(Material provided)
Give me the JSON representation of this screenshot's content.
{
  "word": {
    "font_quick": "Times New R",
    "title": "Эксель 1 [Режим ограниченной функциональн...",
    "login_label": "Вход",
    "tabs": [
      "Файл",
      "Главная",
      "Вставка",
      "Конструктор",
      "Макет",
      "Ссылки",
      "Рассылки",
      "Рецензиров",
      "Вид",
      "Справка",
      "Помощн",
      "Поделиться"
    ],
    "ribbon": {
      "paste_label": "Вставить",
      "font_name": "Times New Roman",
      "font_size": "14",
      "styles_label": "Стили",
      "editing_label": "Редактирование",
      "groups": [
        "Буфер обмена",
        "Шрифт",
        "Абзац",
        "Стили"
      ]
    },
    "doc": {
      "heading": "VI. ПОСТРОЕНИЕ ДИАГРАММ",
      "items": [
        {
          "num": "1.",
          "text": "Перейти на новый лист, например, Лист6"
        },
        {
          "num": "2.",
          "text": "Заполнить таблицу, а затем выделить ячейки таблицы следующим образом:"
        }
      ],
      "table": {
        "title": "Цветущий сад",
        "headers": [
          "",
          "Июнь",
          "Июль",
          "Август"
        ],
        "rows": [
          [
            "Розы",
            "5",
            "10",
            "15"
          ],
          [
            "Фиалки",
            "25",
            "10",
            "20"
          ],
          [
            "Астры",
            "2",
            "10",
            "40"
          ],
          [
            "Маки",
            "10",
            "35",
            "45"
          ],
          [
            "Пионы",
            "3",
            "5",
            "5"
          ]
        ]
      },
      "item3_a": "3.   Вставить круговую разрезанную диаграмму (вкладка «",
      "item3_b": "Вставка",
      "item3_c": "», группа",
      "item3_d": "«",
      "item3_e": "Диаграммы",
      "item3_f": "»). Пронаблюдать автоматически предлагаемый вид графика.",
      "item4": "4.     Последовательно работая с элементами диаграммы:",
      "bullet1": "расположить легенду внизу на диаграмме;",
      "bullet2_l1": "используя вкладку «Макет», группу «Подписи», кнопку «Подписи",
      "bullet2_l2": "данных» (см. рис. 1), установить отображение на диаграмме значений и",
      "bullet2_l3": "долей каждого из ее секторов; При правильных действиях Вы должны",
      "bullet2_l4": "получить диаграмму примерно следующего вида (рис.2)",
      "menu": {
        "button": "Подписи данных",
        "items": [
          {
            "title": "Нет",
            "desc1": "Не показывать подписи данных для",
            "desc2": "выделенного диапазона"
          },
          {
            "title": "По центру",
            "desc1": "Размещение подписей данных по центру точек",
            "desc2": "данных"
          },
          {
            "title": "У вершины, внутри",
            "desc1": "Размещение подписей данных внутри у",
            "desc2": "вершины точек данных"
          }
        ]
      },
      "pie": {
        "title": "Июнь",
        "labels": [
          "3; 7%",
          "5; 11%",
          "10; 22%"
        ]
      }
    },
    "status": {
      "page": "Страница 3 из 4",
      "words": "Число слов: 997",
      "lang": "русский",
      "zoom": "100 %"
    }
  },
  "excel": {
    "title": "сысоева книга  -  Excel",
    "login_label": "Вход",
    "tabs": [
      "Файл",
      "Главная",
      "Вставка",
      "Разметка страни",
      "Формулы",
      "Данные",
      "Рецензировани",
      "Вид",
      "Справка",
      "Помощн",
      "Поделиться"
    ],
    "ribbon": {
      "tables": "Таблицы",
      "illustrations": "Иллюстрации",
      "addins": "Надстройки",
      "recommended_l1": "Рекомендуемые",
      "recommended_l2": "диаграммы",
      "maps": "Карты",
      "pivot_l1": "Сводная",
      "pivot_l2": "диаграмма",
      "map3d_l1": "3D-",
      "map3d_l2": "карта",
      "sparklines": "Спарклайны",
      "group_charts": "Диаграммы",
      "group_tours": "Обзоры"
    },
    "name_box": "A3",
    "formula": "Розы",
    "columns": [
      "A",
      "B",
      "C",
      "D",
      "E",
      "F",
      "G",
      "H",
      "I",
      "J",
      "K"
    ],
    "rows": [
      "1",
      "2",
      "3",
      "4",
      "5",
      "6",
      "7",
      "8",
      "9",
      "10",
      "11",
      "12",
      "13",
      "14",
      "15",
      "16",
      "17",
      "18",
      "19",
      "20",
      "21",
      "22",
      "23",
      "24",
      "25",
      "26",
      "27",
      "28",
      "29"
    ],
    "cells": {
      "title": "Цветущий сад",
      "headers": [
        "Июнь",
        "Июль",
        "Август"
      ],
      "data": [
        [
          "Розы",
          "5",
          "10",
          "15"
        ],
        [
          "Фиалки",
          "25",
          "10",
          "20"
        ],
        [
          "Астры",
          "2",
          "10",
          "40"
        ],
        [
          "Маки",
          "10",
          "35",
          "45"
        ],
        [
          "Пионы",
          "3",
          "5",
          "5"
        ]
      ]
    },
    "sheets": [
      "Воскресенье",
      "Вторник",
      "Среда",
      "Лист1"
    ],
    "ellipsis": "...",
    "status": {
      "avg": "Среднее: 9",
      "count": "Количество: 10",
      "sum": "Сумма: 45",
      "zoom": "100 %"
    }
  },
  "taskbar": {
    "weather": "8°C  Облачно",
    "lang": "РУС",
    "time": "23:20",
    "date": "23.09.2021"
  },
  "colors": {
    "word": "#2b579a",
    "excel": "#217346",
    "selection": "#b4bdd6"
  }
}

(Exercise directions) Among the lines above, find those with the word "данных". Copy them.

(The completed task)
      "bullet2_l2": "данных» (см. рис. 1), установить отображение на диаграмме значений и",
        "button": "Подписи данных",
            "desc1": "Не показывать подписи данных для",
            "desc1": "Размещение подписей данных по центру точек",
            "desc2": "данных"
            "desc1": "Размещение подписей данных внутри у",
            "desc2": "вершины точек данных"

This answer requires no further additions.